*Work required*. The copy you produce must repeat each record exactly and contain no pictures.

*Provided records*.
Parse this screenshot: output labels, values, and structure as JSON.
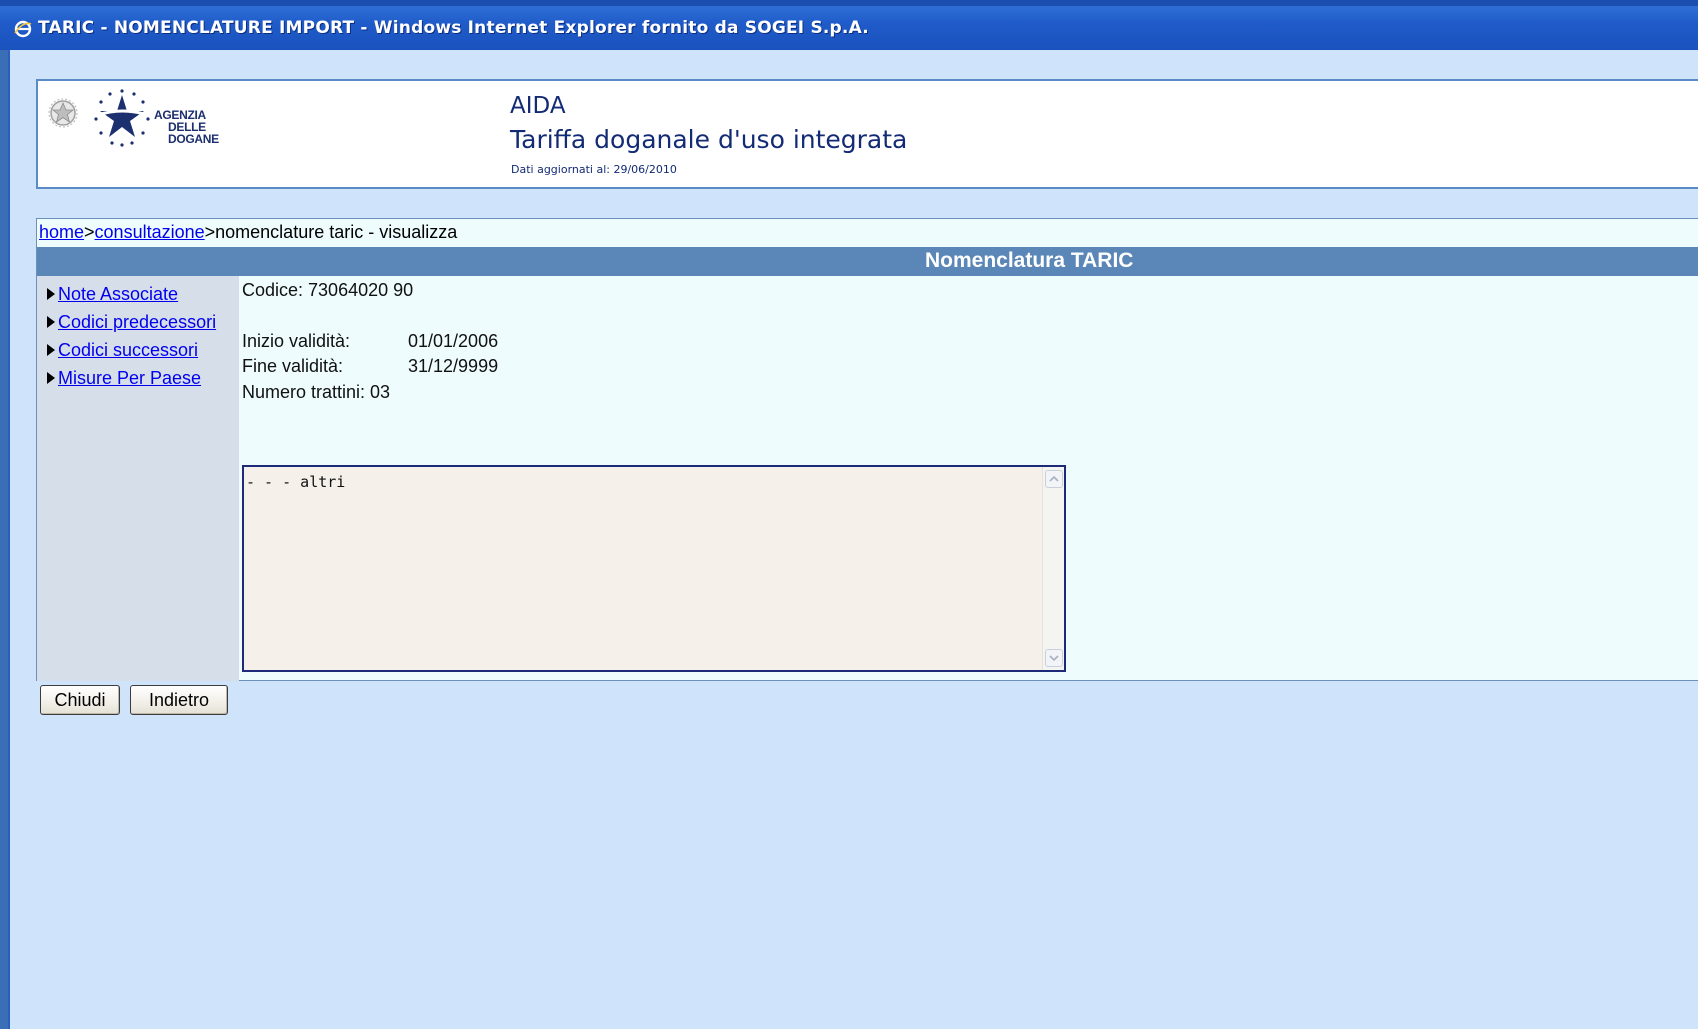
{
  "window": {
    "title": "TARIC - NOMENCLATURE IMPORT - Windows Internet Explorer fornito da SOGEI S.p.A."
  },
  "header": {
    "logo_lines": [
      "AGENZIA",
      "DELLE",
      "DOGANE"
    ],
    "app_name": "AIDA",
    "app_subtitle": "Tariffa doganale d'uso integrata",
    "updated_label": "Dati aggiornati al: 29/06/2010"
  },
  "breadcrumb": {
    "home": "home",
    "sep1": ">",
    "consultazione": "consultazione",
    "sep2": ">",
    "current": "nomenclature taric - visualizza"
  },
  "section_title": "Nomenclatura TARIC",
  "sidebar": {
    "items": [
      {
        "label": "Note Associate"
      },
      {
        "label": "Codici predecessori"
      },
      {
        "label": "Codici successori"
      },
      {
        "label": "Misure Per Paese"
      }
    ]
  },
  "details": {
    "codice": "Codice: 73064020 90",
    "inizio_label": "Inizio validità:",
    "inizio_value": "01/01/2006",
    "fine_label": "Fine validità:",
    "fine_value": "31/12/9999",
    "trattini": "Numero trattini: 03"
  },
  "description": "- - - altri",
  "buttons": {
    "close": "Chiudi",
    "back": "Indietro"
  },
  "colors": {
    "titlebar": "#1f5bc9",
    "window_bg": "#cfe4fb",
    "section_header": "#5a86b8",
    "content_bg": "#eefcfd",
    "sidebar_bg": "#d6dfe9",
    "link": "#0000ee",
    "brand_text": "#132b75"
  }
}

*Output of the task*.
Parse this screenshot: output labels, values, and structure as JSON.
{
  "window": {
    "title": "TARIC - NOMENCLATURE IMPORT - Windows Internet Explorer fornito da SOGEI S.p.A."
  },
  "header": {
    "logo_lines": [
      "AGENZIA",
      "DELLE",
      "DOGANE"
    ],
    "app_name": "AIDA",
    "app_subtitle": "Tariffa doganale d'uso integrata",
    "updated_label": "Dati aggiornati al: 29/06/2010"
  },
  "breadcrumb": {
    "home": "home",
    "sep1": ">",
    "consultazione": "consultazione",
    "sep2": ">",
    "current": "nomenclature taric - visualizza"
  },
  "section_title": "Nomenclatura TARIC",
  "sidebar": {
    "items": [
      {
        "label": "Note Associate"
      },
      {
        "label": "Codici predecessori"
      },
      {
        "label": "Codici successori"
      },
      {
        "label": "Misure Per Paese"
      }
    ]
  },
  "details": {
    "codice": "Codice: 73064020 90",
    "inizio_label": "Inizio validità:",
    "inizio_value": "01/01/2006",
    "fine_label": "Fine validità:",
    "fine_value": "31/12/9999",
    "trattini": "Numero trattini: 03"
  },
  "description": "- - - altri",
  "buttons": {
    "close": "Chiudi",
    "back": "Indietro"
  },
  "colors": {
    "titlebar": "#1f5bc9",
    "window_bg": "#cfe4fb",
    "section_header": "#5a86b8",
    "content_bg": "#eefcfd",
    "sidebar_bg": "#d6dfe9",
    "link": "#0000ee",
    "brand_text": "#132b75"
  }
}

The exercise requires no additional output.